1. Jump In the Pool 3:37
2. In the Hospital 3:51
3. Paris 3:54
4. White Diamonds 4:12
5. Strobe 3:05
6. On Board 3:43
7. Lovesick 3:54
8. Skeleton Boy 3:33
9. Photobooth 3:24
10. Ex Lover 3:51
11. Relationships 5:22
12. Jump In the Pool 3:36



On their self-titled debut, Friendly Fires serve up a very slick — and very appealing — mix of synth pop and dance-rock with unexpected nods to shoegaze that suggest their hard-edged, nu-rave sound might blur into something more interesting. The band crafts a big, hooky sound that loves melody, rhythms, and choruses equally, especially on "Jump in the Pool," which is just as fun and refreshing as its title suggests (the tropical-sounding drum breaks don't hurt), and "In the Hospital," a sleek track that sounds like the D.F.A. collaborating with Franz Ferdinand on an especially poppy day. For the rest of Friendly Fires, the band switches between these two approaches, and while they do a pretty good job of bringing the punk-funk, particularly on "Lovesick," this is very familiar territory that the band doesn't embellish much — and "On Board" and "Photobooth" narrowly avoid coming off as parodies of that sound.
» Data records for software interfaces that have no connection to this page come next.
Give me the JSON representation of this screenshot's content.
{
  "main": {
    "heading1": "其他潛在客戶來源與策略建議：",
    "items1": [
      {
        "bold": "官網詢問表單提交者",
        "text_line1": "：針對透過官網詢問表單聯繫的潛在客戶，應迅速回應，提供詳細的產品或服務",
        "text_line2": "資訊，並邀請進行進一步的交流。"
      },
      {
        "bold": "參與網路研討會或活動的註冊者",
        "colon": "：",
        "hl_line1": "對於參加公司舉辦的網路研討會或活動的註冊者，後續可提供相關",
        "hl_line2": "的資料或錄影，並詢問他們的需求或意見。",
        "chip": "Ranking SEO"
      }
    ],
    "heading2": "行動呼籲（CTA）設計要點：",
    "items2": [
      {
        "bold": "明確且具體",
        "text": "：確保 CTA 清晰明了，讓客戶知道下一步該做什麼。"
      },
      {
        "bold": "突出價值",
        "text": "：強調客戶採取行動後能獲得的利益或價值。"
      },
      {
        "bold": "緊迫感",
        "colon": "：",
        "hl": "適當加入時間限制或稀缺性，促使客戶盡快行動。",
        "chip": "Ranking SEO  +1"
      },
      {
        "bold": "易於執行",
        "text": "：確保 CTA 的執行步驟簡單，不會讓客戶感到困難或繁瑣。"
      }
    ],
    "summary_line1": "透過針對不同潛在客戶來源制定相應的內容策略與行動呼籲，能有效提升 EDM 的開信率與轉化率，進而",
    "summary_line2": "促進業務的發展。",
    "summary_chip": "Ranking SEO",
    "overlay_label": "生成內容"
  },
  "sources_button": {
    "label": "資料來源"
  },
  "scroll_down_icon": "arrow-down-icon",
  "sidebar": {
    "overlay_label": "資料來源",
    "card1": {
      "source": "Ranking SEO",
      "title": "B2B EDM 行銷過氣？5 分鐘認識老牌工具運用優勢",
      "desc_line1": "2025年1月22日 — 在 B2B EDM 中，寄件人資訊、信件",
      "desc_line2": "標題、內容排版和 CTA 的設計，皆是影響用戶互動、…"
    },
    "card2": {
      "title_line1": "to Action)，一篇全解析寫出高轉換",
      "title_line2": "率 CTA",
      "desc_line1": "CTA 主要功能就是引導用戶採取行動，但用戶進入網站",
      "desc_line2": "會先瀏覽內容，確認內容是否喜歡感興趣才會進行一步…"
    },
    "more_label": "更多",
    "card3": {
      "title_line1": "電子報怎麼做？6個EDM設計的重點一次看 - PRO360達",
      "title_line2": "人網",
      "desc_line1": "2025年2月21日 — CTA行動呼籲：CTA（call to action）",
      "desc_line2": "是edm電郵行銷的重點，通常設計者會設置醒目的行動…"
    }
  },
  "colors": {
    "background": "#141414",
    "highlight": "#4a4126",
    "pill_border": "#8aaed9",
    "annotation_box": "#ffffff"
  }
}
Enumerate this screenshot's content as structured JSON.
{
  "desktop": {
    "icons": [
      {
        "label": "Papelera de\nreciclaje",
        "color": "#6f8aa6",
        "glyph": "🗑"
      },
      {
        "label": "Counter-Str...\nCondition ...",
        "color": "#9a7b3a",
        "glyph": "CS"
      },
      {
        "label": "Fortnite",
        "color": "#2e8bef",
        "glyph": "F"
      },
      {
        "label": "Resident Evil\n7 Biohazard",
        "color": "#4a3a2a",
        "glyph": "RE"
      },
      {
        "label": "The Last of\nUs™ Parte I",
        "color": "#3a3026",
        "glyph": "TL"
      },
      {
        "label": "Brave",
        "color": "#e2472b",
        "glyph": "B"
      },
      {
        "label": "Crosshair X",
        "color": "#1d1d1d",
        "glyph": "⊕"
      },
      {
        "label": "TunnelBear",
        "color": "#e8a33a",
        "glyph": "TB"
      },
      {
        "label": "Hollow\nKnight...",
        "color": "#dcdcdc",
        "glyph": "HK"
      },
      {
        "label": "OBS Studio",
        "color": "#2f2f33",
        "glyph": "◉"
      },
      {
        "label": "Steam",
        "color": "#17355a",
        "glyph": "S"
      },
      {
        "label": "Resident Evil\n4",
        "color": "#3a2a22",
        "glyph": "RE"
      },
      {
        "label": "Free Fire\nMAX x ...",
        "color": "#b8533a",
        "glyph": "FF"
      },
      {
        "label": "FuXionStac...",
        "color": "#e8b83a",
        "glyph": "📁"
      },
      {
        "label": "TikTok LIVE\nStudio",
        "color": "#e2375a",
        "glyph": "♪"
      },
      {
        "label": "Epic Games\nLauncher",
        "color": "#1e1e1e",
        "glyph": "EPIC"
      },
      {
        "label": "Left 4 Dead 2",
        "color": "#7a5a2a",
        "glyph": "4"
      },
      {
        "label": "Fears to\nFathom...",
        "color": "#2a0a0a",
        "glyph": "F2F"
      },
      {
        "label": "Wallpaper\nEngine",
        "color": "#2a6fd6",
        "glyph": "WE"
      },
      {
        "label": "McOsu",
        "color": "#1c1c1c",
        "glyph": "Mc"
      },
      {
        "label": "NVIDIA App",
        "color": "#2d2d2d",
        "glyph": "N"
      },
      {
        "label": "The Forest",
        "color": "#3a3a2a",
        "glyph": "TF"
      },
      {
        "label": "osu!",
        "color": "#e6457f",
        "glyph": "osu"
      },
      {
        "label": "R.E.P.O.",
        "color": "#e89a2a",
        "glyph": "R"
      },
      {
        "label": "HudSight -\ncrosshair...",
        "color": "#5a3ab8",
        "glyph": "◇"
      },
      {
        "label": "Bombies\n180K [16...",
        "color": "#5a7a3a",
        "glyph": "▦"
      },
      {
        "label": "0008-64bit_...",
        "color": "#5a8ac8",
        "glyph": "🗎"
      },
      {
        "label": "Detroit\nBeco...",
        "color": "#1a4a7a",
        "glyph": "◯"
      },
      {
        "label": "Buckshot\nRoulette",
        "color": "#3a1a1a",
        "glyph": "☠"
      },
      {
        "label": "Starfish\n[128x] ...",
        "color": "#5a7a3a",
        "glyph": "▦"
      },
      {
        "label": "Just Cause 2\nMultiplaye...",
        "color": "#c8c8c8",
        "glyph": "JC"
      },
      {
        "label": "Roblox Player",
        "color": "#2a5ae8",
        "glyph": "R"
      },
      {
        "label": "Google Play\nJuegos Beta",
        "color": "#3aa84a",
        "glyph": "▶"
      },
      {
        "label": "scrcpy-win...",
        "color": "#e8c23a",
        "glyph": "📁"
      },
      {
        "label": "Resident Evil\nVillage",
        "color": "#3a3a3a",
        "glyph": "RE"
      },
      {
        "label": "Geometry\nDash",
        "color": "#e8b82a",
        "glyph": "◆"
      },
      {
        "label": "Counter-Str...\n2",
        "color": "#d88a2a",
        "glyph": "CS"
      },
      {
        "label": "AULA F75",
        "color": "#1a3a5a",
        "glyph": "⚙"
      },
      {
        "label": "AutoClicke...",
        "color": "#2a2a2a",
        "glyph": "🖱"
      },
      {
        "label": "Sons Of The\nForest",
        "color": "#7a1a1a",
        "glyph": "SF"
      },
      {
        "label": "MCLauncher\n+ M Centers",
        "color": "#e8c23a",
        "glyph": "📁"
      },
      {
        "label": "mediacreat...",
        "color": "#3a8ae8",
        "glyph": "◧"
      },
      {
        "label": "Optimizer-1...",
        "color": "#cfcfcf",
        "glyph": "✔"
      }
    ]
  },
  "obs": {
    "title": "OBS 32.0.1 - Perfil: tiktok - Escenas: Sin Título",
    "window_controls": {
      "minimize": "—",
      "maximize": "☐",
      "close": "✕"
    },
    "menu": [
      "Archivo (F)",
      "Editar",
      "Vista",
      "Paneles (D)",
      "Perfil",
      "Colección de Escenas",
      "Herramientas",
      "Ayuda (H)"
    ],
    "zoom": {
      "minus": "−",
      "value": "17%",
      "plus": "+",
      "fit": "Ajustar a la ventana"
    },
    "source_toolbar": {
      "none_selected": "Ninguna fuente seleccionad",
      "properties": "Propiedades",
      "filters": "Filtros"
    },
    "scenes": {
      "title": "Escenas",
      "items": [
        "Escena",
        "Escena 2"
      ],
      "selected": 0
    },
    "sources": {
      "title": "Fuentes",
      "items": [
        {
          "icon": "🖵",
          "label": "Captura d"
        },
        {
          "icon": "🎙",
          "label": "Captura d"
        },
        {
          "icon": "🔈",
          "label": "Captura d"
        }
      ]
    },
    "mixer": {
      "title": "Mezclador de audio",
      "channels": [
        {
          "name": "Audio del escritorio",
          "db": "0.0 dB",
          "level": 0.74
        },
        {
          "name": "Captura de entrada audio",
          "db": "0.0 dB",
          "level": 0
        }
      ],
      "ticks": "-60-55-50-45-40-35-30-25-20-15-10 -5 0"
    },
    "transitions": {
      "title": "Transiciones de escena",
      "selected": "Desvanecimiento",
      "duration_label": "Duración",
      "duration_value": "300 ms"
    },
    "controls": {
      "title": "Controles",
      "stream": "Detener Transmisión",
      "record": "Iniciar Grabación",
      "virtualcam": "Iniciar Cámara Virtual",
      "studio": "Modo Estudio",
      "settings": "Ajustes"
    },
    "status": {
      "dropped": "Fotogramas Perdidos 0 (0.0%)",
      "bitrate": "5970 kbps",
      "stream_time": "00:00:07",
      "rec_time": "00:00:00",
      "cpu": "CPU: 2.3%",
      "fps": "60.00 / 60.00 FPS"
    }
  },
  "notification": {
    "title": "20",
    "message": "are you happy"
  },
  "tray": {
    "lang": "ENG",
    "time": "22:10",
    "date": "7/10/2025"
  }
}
Friendly Fires are more convincing, and more intriguing, when they give into their lush pop side. "Strobe"'s aptly shimmering guitars, flickering keyboards, and almost ridiculously pretty melody nod to M83 and New Order, and the band saves the best for last with "Ex Lover," which pits steep, tone-bending guitars and sleepy vocals against brisk dance beats, suggesting what Chapterhouse might have sounded like if they were actually influenced by house. As it stands, Friendly Fires seem to be influenced by dream pop and whatever trend is big in dance music — "Skeleton Boy"'s bleepy keyboards borrow from the 8-bit craze — but when the results are as immediate as this album is at its best, it's hard to slam them too much for being derivative; better just to enjoy Friendly Fires as fleeting fun.